Melatonin may affect bone metabolism through bone anabolic as well as antiresorptive effects. An age-related decrease in peak melatonin levels at nighttime is well documented, which may increase bone resorption and bone loss in the elderly. In vitro, melatonin reduces oxidative stress on bone cells by acting as an antioxidant. Furthermore, melatonin improves bone formation by promoting differentiation of human mesenchymal stem cell (hMSC) into the osteoblastic cell linage. Bone resorption is reduced by increased synthesis of osteoprogeterin (OPG), a decoy receptor that prevents receptor activator of NK-κB ligand (RANKL) in binding to its receptor. Moreover, melatonin is believed to reduce the synthesis of RANKL preventing further bone resorption. In ovariectomized as well as nonovariectomized rodents, melatonin has shown beneficial effects on bone as assessed by biochemical bone turnover markers, DXA, and μCT scans. Furthermore, in pinealectomized animals, bone mineral density (BMD) is significantly decreased compared to controls, supporting the importance of sufficient melatonin levels. In humans, dysfunction of the melatonin signaling pathway may be involved in idiopathic scoliosis, and the increased fracture risk in nighttime workers may be related to changes in the circadian rhythm of melatonin. In the so-far only randomized study on melatonin treatment, no effects were, however, found on bone turnover markers. In conclusion, melatonin may have beneficial effects on the skeleton, but more studies on humans are warranted in order to find out whether supplementation with melatonin at bedtime may preserve bone mass and improve bone biomechanical competence.

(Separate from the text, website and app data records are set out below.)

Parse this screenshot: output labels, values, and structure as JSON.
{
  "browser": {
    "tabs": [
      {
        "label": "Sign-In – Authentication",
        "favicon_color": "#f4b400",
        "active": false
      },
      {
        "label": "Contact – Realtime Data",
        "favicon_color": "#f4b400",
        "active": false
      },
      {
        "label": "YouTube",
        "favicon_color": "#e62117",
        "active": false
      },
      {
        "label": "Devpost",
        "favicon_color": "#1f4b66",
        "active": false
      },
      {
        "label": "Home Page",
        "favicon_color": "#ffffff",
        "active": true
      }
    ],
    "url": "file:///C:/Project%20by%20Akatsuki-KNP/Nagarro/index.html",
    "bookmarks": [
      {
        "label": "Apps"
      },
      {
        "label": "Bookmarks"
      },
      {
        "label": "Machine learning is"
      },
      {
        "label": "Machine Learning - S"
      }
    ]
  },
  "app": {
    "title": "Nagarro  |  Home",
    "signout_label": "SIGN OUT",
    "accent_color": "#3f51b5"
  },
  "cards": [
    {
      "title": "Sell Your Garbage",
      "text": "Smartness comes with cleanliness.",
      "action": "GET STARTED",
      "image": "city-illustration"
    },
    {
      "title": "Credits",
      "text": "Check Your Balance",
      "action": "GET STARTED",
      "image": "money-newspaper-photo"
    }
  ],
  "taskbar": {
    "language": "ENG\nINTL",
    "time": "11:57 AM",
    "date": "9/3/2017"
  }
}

Amstrup AK, Sikjaer T, Mosekilde L, Rejnmark L
Osteoporos Int May 2013